NIEHS Takes Training to Nepal to Improve Research Communication
By Audrey Pinto
In November 2014, the NIEHS continued its long-standing commitment of collaborating with international organizations in low- and middle-income countries (LMIC’s) to support research-related training and professional development.
The NIEHS Global Environmental Health (GEH) Program sponsored a two-day workshop to provide training on the fundamentals of scientific writing and the peer-review process. Organized by the Partnership for Sustainable Development (PSD)–Nepal, the workshop’s goal was to provide Nepalese researchers and doctoral students with training that would help them share their research findings with the global community by increasing the number of scientific manuscripts they have accepted for publication in international journals.
The 25 workshop participants included faculty, researchers, and doctoral candidates from 20 institutions in 13 Nepal districts, who were selected to attend the Scientific Writing and Publishing seminar. In addition, a representative from the Government of Nepal’s Ministry of Science, Technology, and Environment observed the workshop.
Publishing scientific findings
Scientists are conducting exciting and innovative research in low- and middle-income countries, but their manuscripts often do not get accepted for publication in Western peer-reviewed journals. Many scientists and students in low- and middle-income countries simply do not have access to the myriad of training and educational resources available to their counterparts in developed countries. The lack of resources, coupled with language barriers, prevents many researchers from successfully sharing their findings, which in turn, limits their opportunities for collaborations within the global community.
Recognizing this gap in knowledge and training, Bono Sen, Ph.D., program coordinator of the NIEHS GEH Program, developed the Scientific Writing and Publishing workshop to focus on clear scientific writing, the peer-review and publication processes, and how to target written findings for a specific journal.

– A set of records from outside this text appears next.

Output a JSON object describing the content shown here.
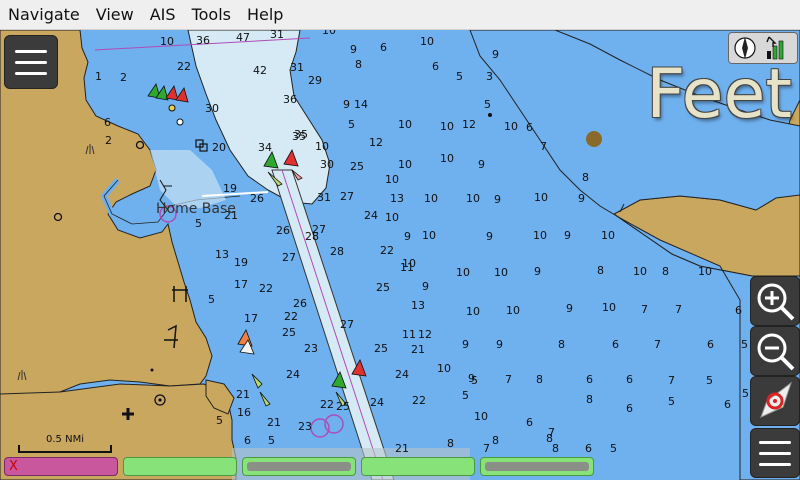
{
  "menu": [
    "Navigate",
    "View",
    "AIS",
    "Tools",
    "Help"
  ],
  "units_overlay": "Feet",
  "scale_label": "0.5 NMi",
  "place_label": "Home Base",
  "piano_close": "X",
  "colors": {
    "deep_water": "#6fb0ee",
    "shallow_water": "#d6eaf5",
    "land": "#c9a75e",
    "piano_magenta": "#c8579e",
    "piano_green": "#88e27a"
  },
  "soundings": [
    [
      "10",
      160,
      45
    ],
    [
      "36",
      196,
      44
    ],
    [
      "47",
      236,
      41
    ],
    [
      "31",
      270,
      38
    ],
    [
      "10",
      322,
      34
    ],
    [
      "9",
      350,
      53
    ],
    [
      "6",
      380,
      51
    ],
    [
      "10",
      420,
      45
    ],
    [
      "6",
      432,
      70
    ],
    [
      "5",
      456,
      80
    ],
    [
      "3",
      486,
      80
    ],
    [
      "5",
      484,
      108
    ],
    [
      "9",
      492,
      58
    ],
    [
      "42",
      253,
      74
    ],
    [
      "31",
      290,
      71
    ],
    [
      "29",
      308,
      84
    ],
    [
      "8",
      355,
      68
    ],
    [
      "22",
      177,
      70
    ],
    [
      "1",
      95,
      80
    ],
    [
      "2",
      120,
      81
    ],
    [
      "36",
      283,
      103
    ],
    [
      "9",
      343,
      108
    ],
    [
      "14",
      354,
      108
    ],
    [
      "5",
      348,
      128
    ],
    [
      "10",
      398,
      128
    ],
    [
      "10",
      440,
      130
    ],
    [
      "12",
      462,
      128
    ],
    [
      "10",
      504,
      130
    ],
    [
      "6",
      526,
      131
    ],
    [
      "30",
      205,
      112
    ],
    [
      "20",
      212,
      151
    ],
    [
      "35",
      292,
      140
    ],
    [
      "35",
      294,
      138
    ],
    [
      "34",
      258,
      151
    ],
    [
      "30",
      320,
      168
    ],
    [
      "10",
      315,
      150
    ],
    [
      "12",
      369,
      146
    ],
    [
      "7",
      540,
      150
    ],
    [
      "25",
      350,
      170
    ],
    [
      "10",
      398,
      168
    ],
    [
      "10",
      385,
      183
    ],
    [
      "8",
      582,
      181
    ],
    [
      "9",
      478,
      168
    ],
    [
      "10",
      440,
      162
    ],
    [
      "2",
      105,
      144
    ],
    [
      "6",
      104,
      126
    ],
    [
      "19",
      223,
      192
    ],
    [
      "26",
      250,
      202
    ],
    [
      "31",
      317,
      201
    ],
    [
      "27",
      340,
      200
    ],
    [
      "13",
      390,
      202
    ],
    [
      "10",
      424,
      202
    ],
    [
      "10",
      466,
      202
    ],
    [
      "9",
      494,
      203
    ],
    [
      "10",
      534,
      201
    ],
    [
      "9",
      578,
      202
    ],
    [
      "24",
      364,
      219
    ],
    [
      "10",
      385,
      221
    ],
    [
      "5",
      195,
      227
    ],
    [
      "21",
      224,
      219
    ],
    [
      "26",
      276,
      234
    ],
    [
      "27",
      312,
      233
    ],
    [
      "28",
      305,
      240
    ],
    [
      "22",
      380,
      254
    ],
    [
      "9",
      404,
      240
    ],
    [
      "10",
      422,
      239
    ],
    [
      "9",
      486,
      240
    ],
    [
      "10",
      533,
      239
    ],
    [
      "9",
      564,
      239
    ],
    [
      "10",
      601,
      239
    ],
    [
      "13",
      215,
      258
    ],
    [
      "19",
      234,
      266
    ],
    [
      "27",
      282,
      261
    ],
    [
      "28",
      330,
      255
    ],
    [
      "10",
      402,
      267
    ],
    [
      "10",
      456,
      276
    ],
    [
      "10",
      494,
      276
    ],
    [
      "9",
      534,
      275
    ],
    [
      "8",
      597,
      274
    ],
    [
      "10",
      633,
      275
    ],
    [
      "8",
      662,
      275
    ],
    [
      "10",
      698,
      275
    ],
    [
      "17",
      234,
      288
    ],
    [
      "22",
      259,
      292
    ],
    [
      "25",
      376,
      291
    ],
    [
      "11",
      400,
      271
    ],
    [
      "13",
      411,
      309
    ],
    [
      "9",
      422,
      290
    ],
    [
      "10",
      466,
      315
    ],
    [
      "10",
      506,
      314
    ],
    [
      "9",
      566,
      312
    ],
    [
      "10",
      602,
      311
    ],
    [
      "7",
      641,
      313
    ],
    [
      "7",
      675,
      313
    ],
    [
      "6",
      735,
      314
    ],
    [
      "5",
      208,
      303
    ],
    [
      "26",
      293,
      307
    ],
    [
      "17",
      244,
      322
    ],
    [
      "22",
      284,
      320
    ],
    [
      "25",
      282,
      336
    ],
    [
      "23",
      304,
      352
    ],
    [
      "27",
      340,
      328
    ],
    [
      "11",
      402,
      338
    ],
    [
      "12",
      418,
      338
    ],
    [
      "9",
      462,
      348
    ],
    [
      "9",
      496,
      348
    ],
    [
      "8",
      558,
      348
    ],
    [
      "6",
      612,
      348
    ],
    [
      "7",
      654,
      348
    ],
    [
      "6",
      707,
      348
    ],
    [
      "5",
      741,
      348
    ],
    [
      "25",
      374,
      352
    ],
    [
      "21",
      411,
      353
    ],
    [
      "24",
      286,
      378
    ],
    [
      "24",
      395,
      378
    ],
    [
      "10",
      437,
      372
    ],
    [
      "9",
      468,
      382
    ],
    [
      "7",
      505,
      383
    ],
    [
      "8",
      536,
      383
    ],
    [
      "6",
      586,
      383
    ],
    [
      "6",
      626,
      383
    ],
    [
      "7",
      668,
      384
    ],
    [
      "5",
      706,
      384
    ],
    [
      "22",
      412,
      404
    ],
    [
      "5",
      471,
      384
    ],
    [
      "5",
      462,
      399
    ],
    [
      "8",
      586,
      403
    ],
    [
      "6",
      626,
      412
    ],
    [
      "5",
      668,
      405
    ],
    [
      "5",
      742,
      397
    ],
    [
      "24",
      370,
      406
    ],
    [
      "10",
      474,
      420
    ],
    [
      "6",
      526,
      426
    ],
    [
      "7",
      548,
      436
    ],
    [
      "8",
      492,
      444
    ],
    [
      "22",
      320,
      408
    ],
    [
      "25",
      336,
      410
    ],
    [
      "21",
      236,
      398
    ],
    [
      "5",
      216,
      424
    ],
    [
      "6",
      244,
      444
    ],
    [
      "5",
      268,
      444
    ],
    [
      "16",
      237,
      416
    ],
    [
      "21",
      267,
      426
    ],
    [
      "23",
      298,
      430
    ],
    [
      "8",
      546,
      442
    ],
    [
      "6",
      724,
      408
    ],
    [
      "21",
      395,
      452
    ],
    [
      "8",
      447,
      447
    ],
    [
      "7",
      483,
      452
    ],
    [
      "8",
      552,
      452
    ],
    [
      "6",
      585,
      452
    ],
    [
      "5",
      610,
      452
    ]
  ]
}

Sen facilitated the two-day workshop in Kathmandu City, Nepal, during which she combined practical, hands-on sessions with technical training in all aspects of scientific publishing.
After the workshop concluded, Prakash Bhave, Ph.D., senior air quality specialist with the International Center for Integrated Mountain Development, and Anup K.C. of PSD–Nepal talked to the participants about their personal experiences with the peer-review process and the importance of scientific publishing. They each offered personal advice on how to get published in international journals.
The organizers of the workshop acknowledged the importance of this training in filling a gap in education within academic communities in low- and middle-income countries. The participants said that their understanding of the peer-review process publishing process was greatly improved and recommended that the workshop be expanded to include more hands-on experience and additional time to review and revise their own manuscripts.